In the entries below, find each line where the word "subtitle" appears and give only the total count of such lines.

(Page and application data records)
○ ○ ○ ○ ○

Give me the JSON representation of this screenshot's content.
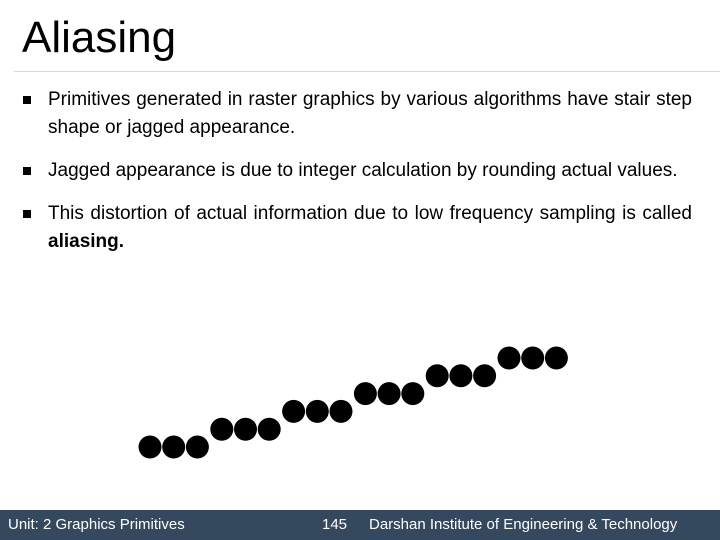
{
  "slide": {
    "title": "Aliasing",
    "bullets": [
      {
        "text": "Primitives generated in raster graphics by various algorithms have stair step shape or jagged appearance.",
        "bold": ""
      },
      {
        "text": "Jagged appearance is due to integer calculation by rounding actual values.",
        "bold": ""
      },
      {
        "text": "This distortion of actual information due to low frequency sampling is called ",
        "bold": "aliasing."
      }
    ],
    "illustration": {
      "description": "staircase of pixel dots",
      "groups": 6,
      "dots_per_group": 3,
      "dot_color": "#000000"
    }
  },
  "footer": {
    "unit": "Unit: 2 Graphics Primitives",
    "page_number": "145",
    "institute": "Darshan Institute of Engineering & Technology",
    "background_color": "#34495e"
  }
}
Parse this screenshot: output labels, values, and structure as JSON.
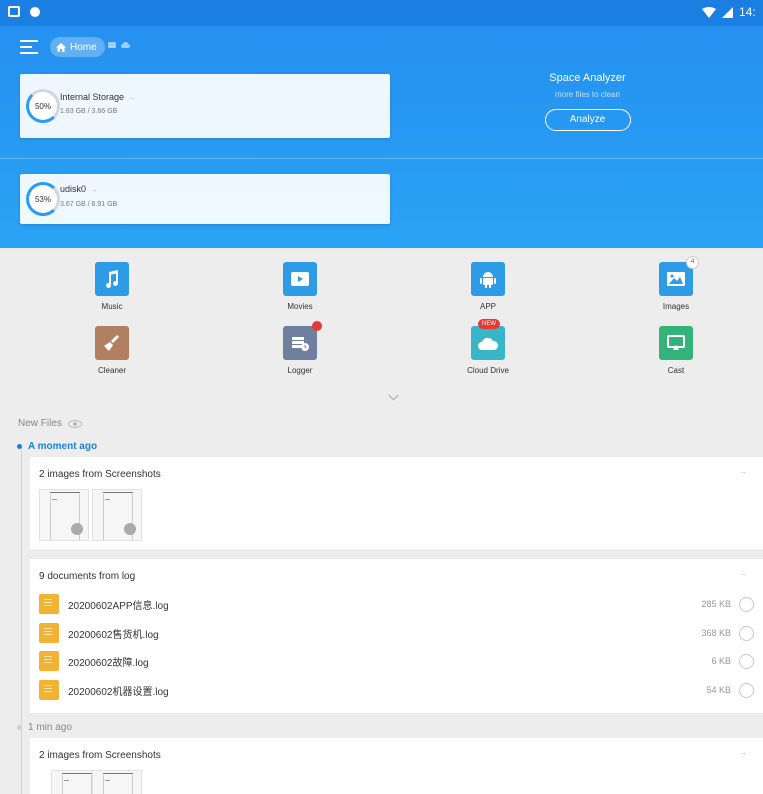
{
  "status_bar": {
    "time": "14:"
  },
  "header": {
    "breadcrumb_home": "Home",
    "storages": [
      {
        "percent": "50%",
        "name": "Internal Storage",
        "size": "1.83 GB / 3.66 GB"
      },
      {
        "percent": "53%",
        "name": "udisk0",
        "size": "3.67 GB / 6.91 GB"
      }
    ],
    "analyzer": {
      "title": "Space Analyzer",
      "subtitle": "more files to clean",
      "button": "Analyze"
    }
  },
  "categories": [
    {
      "label": "Music",
      "icon": "music-icon",
      "color": "#2e9be6"
    },
    {
      "label": "Movies",
      "icon": "movie-icon",
      "color": "#2e9be6"
    },
    {
      "label": "APP",
      "icon": "android-icon",
      "color": "#2e9be6"
    },
    {
      "label": "Images",
      "icon": "image-icon",
      "color": "#2e9be6",
      "badge": "4"
    },
    {
      "label": "Cleaner",
      "icon": "broom-icon",
      "color": "#b08060"
    },
    {
      "label": "Logger",
      "icon": "logger-icon",
      "color": "#6f7f9e"
    },
    {
      "label": "Cloud Drive",
      "icon": "cloud-icon",
      "color": "#38b6c8",
      "badge": "NEW"
    },
    {
      "label": "Cast",
      "icon": "cast-icon",
      "color": "#33b37a"
    }
  ],
  "new_files": {
    "title": "New Files",
    "groups": [
      {
        "time": "A moment ago",
        "cards": [
          {
            "title": "2 images from Screenshots"
          },
          {
            "title": "9 documents from log",
            "files": [
              {
                "name": "20200602APP信息.log",
                "size": "285 KB"
              },
              {
                "name": "20200602售货机.log",
                "size": "368 KB"
              },
              {
                "name": "20200602故障.log",
                "size": "6 KB"
              },
              {
                "name": "20200602机器设置.log",
                "size": "54 KB"
              }
            ]
          }
        ]
      },
      {
        "time": "1 min ago",
        "cards": [
          {
            "title": "2 images from Screenshots"
          }
        ]
      }
    ]
  },
  "colors": {
    "accent": "#1a7fe0",
    "header_blue": "#2a9bf2",
    "file_yellow": "#f2b333",
    "badge_red": "#e53935"
  }
}
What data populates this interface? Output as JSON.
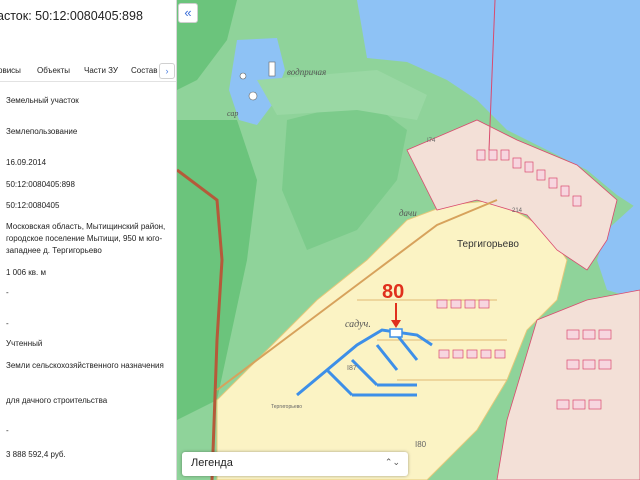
{
  "panel": {
    "title": "асток: 50:12:0080405:898",
    "tabs": [
      "рвисы",
      "Объекты",
      "Части ЗУ",
      "Состав"
    ],
    "more_label": "›",
    "fields": [
      "Земельный участок",
      "Землепользование",
      "16.09.2014",
      "50:12:0080405:898",
      "50:12:0080405",
      "Московская область, Мытищинский район, городское поселение Мытищи, 950 м юго-западнее д. Тергигорьево",
      "1 006 кв. м",
      "-",
      "-",
      "Учтенный",
      "Земли сельскохозяйственного назначения",
      "для дачного строительства",
      "-",
      "3 888 592,4 руб."
    ]
  },
  "map": {
    "collapse_label": "«",
    "legend_label": "Легенда",
    "legend_chevron": "⌃⌄",
    "labels": {
      "village": "Тергигорьево",
      "marker_number": "80",
      "gardens": "садуч.",
      "dacha": "дачи",
      "water": "водпричая",
      "small_sar": "сар",
      "small_terg": "Тергигорьево",
      "p187": "I87",
      "p180": "I80",
      "p174": "I74",
      "p214": "214"
    },
    "colors": {
      "water": "#8ec2f5",
      "forest": "#6bc47c",
      "meadow": "#8fd39a",
      "settlement": "#fbf3c4",
      "parcel_red": "#d94a6e",
      "highlight": "#3d8fe8",
      "marker": "#e0301e"
    }
  }
}
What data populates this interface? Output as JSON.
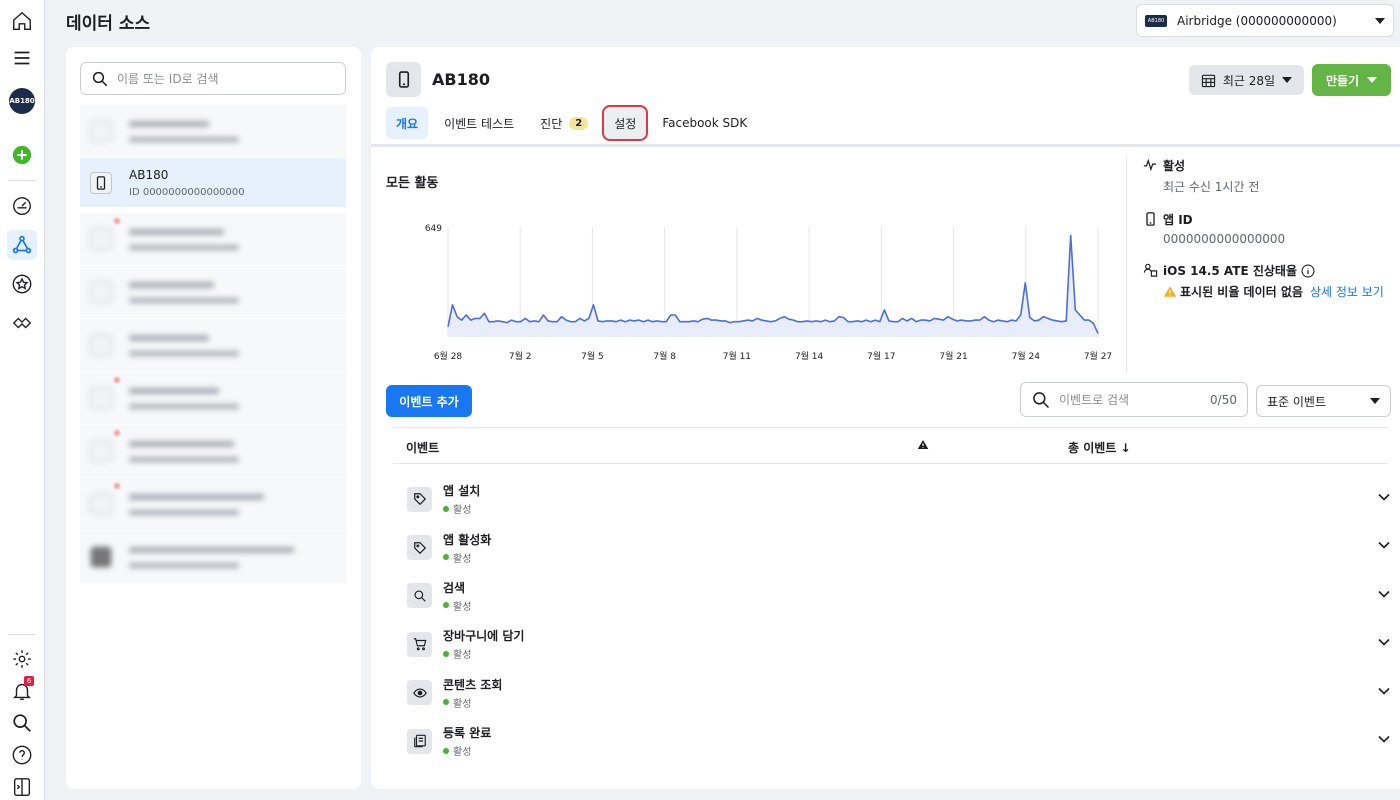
{
  "page": {
    "title": "데이터 소스"
  },
  "account": {
    "name": "Airbridge (000000000000)",
    "logo": "AB180"
  },
  "rail": {
    "logo": "AB180",
    "notification_count": "6"
  },
  "sources": {
    "search_placeholder": "이름 또는 ID로 검색",
    "selected": {
      "name": "AB180",
      "id": "ID 0000000000000000"
    }
  },
  "app": {
    "title": "AB180"
  },
  "toolbar": {
    "date_label": "최근 28일",
    "create_label": "만들기"
  },
  "tabs": [
    {
      "label": "개요"
    },
    {
      "label": "이벤트 테스트"
    },
    {
      "label": "진단",
      "badge": "2"
    },
    {
      "label": "설정"
    },
    {
      "label": "Facebook SDK"
    }
  ],
  "chart_data": {
    "type": "area",
    "title": "모든 활동",
    "ymax_label": "649",
    "x_ticks": [
      "6월 28",
      "7월 2",
      "7월 5",
      "7월 8",
      "7월 11",
      "7월 14",
      "7월 17",
      "7월 21",
      "7월 24",
      "7월 27"
    ],
    "ylim": [
      0,
      649
    ],
    "values": [
      60,
      190,
      120,
      100,
      130,
      100,
      110,
      110,
      140,
      90,
      90,
      95,
      90,
      85,
      100,
      90,
      90,
      110,
      90,
      95,
      90,
      130,
      95,
      90,
      90,
      120,
      100,
      90,
      90,
      110,
      95,
      110,
      190,
      95,
      90,
      95,
      95,
      90,
      100,
      90,
      100,
      95,
      100,
      90,
      100,
      90,
      95,
      90,
      90,
      130,
      130,
      90,
      90,
      90,
      95,
      90,
      105,
      110,
      100,
      100,
      95,
      95,
      85,
      90,
      90,
      95,
      100,
      95,
      110,
      100,
      95,
      90,
      95,
      110,
      120,
      105,
      100,
      90,
      90,
      95,
      90,
      95,
      90,
      100,
      90,
      95,
      120,
      115,
      90,
      90,
      95,
      90,
      100,
      90,
      100,
      90,
      160,
      95,
      90,
      90,
      110,
      95,
      110,
      90,
      100,
      100,
      95,
      110,
      105,
      100,
      120,
      105,
      95,
      100,
      95,
      95,
      100,
      100,
      120,
      100,
      90,
      100,
      95,
      90,
      100,
      95,
      130,
      320,
      115,
      95,
      100,
      120,
      110,
      100,
      95,
      90,
      95,
      600,
      160,
      130,
      100,
      100,
      80,
      20
    ],
    "color": "#4c6fdc"
  },
  "info": {
    "status": {
      "title": "활성",
      "value": "최근 수신 1시간 전"
    },
    "app_id": {
      "title": "앱 ID",
      "value": "0000000000000000"
    },
    "ios": {
      "title": "iOS 14.5 ATE 진상태율",
      "warning": "표시된 비율 데이터 없음",
      "link": "상세 정보 보기"
    }
  },
  "events": {
    "add_label": "이벤트 추가",
    "search_placeholder": "이벤트로 검색",
    "count": "0/50",
    "filter": "표준 이벤트",
    "col_event": "이벤트",
    "col_total": "총 이벤트 ↓",
    "rows": [
      {
        "name": "앱 설치",
        "status": "활성",
        "icon": "tag-icon"
      },
      {
        "name": "앱 활성화",
        "status": "활성",
        "icon": "tag-icon"
      },
      {
        "name": "검색",
        "status": "활성",
        "icon": "search-icon"
      },
      {
        "name": "장바구니에 담기",
        "status": "활성",
        "icon": "cart-icon"
      },
      {
        "name": "콘텐츠 조회",
        "status": "활성",
        "icon": "eye-icon"
      },
      {
        "name": "등록 완료",
        "status": "활성",
        "icon": "registration-icon"
      }
    ]
  }
}
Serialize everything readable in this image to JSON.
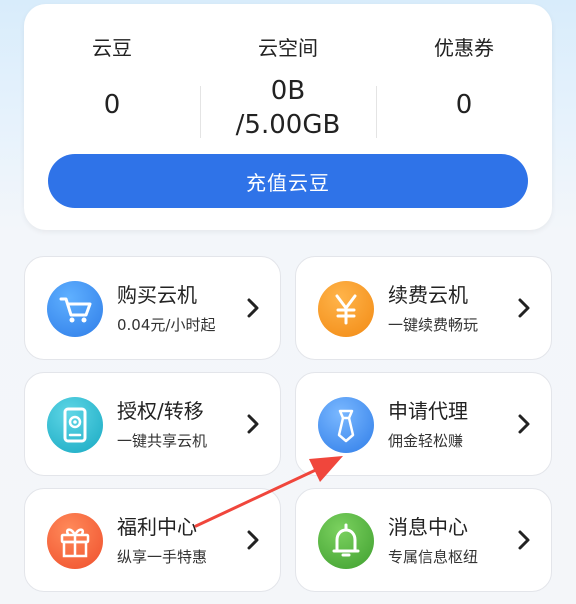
{
  "account": {
    "stats": [
      {
        "label": "云豆",
        "value": "0"
      },
      {
        "label": "云空间",
        "value": "0B\n/5.00GB"
      },
      {
        "label": "优惠券",
        "value": "0"
      }
    ],
    "recharge_label": "充值云豆"
  },
  "tiles": [
    {
      "title": "购买云机",
      "subtitle": "0.04元/小时起",
      "icon": "cart-icon",
      "color": "#2f8cf0"
    },
    {
      "title": "续费云机",
      "subtitle": "一键续费畅玩",
      "icon": "yen-icon",
      "color": "#f7941d"
    },
    {
      "title": "授权/转移",
      "subtitle": "一键共享云机",
      "icon": "phone-share-icon",
      "color": "#1fb5c9"
    },
    {
      "title": "申请代理",
      "subtitle": "佣金轻松赚",
      "icon": "tie-icon",
      "color": "#3a8ff0"
    },
    {
      "title": "福利中心",
      "subtitle": "纵享一手特惠",
      "icon": "gift-icon",
      "color": "#f4603a"
    },
    {
      "title": "消息中心",
      "subtitle": "专属信息枢纽",
      "icon": "bell-icon",
      "color": "#4caf3a"
    }
  ],
  "colors": {
    "accent": "#2f73e8",
    "annotation_arrow": "#f0463c"
  }
}
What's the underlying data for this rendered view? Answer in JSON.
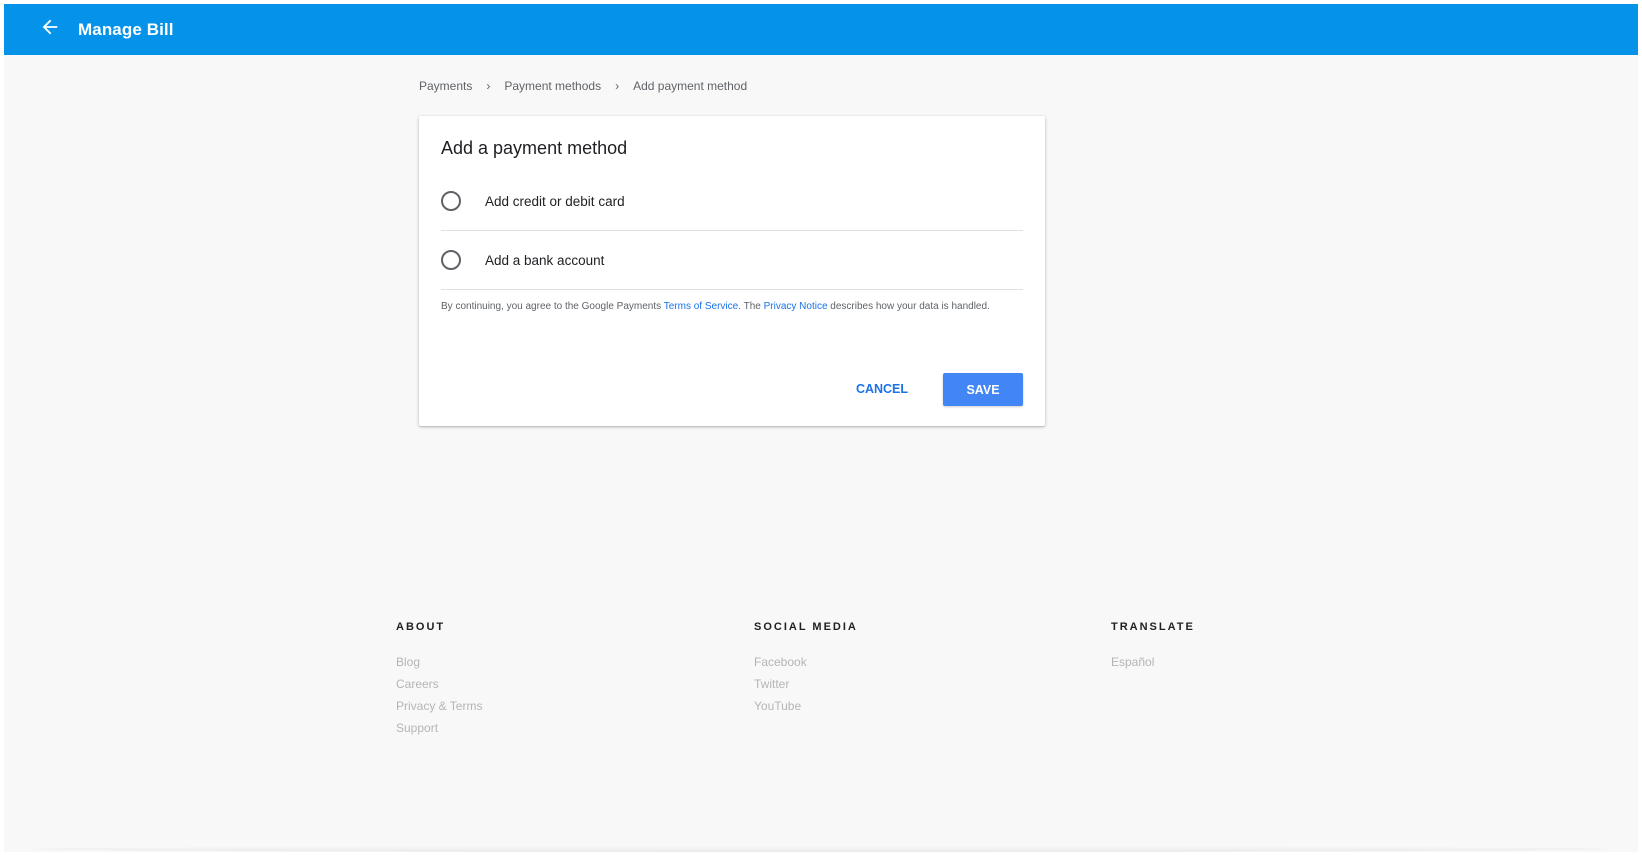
{
  "appbar": {
    "title": "Manage Bill",
    "back_icon": "arrow-left-icon",
    "background": "#0593ea"
  },
  "breadcrumb": {
    "items": [
      "Payments",
      "Payment methods",
      "Add payment method"
    ],
    "separator": "›"
  },
  "card": {
    "title": "Add a payment method",
    "options": [
      {
        "label": "Add credit or debit card",
        "selected": false
      },
      {
        "label": "Add a bank account",
        "selected": false
      }
    ],
    "legal": {
      "prefix": "By continuing, you agree to the Google Payments ",
      "tos_link": "Terms of Service",
      "middle": ". The ",
      "privacy_link": "Privacy Notice",
      "suffix": " describes how your data is handled."
    },
    "cancel_label": "CANCEL",
    "save_label": "SAVE",
    "accent": "#4285f4"
  },
  "footer": {
    "about": {
      "heading": "ABOUT",
      "links": [
        "Blog",
        "Careers",
        "Privacy & Terms",
        "Support"
      ]
    },
    "social": {
      "heading": "SOCIAL MEDIA",
      "links": [
        "Facebook",
        "Twitter",
        "YouTube"
      ]
    },
    "translate": {
      "heading": "TRANSLATE",
      "links": [
        "Español"
      ]
    }
  }
}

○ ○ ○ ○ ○

**COMPLETED TASK:** 7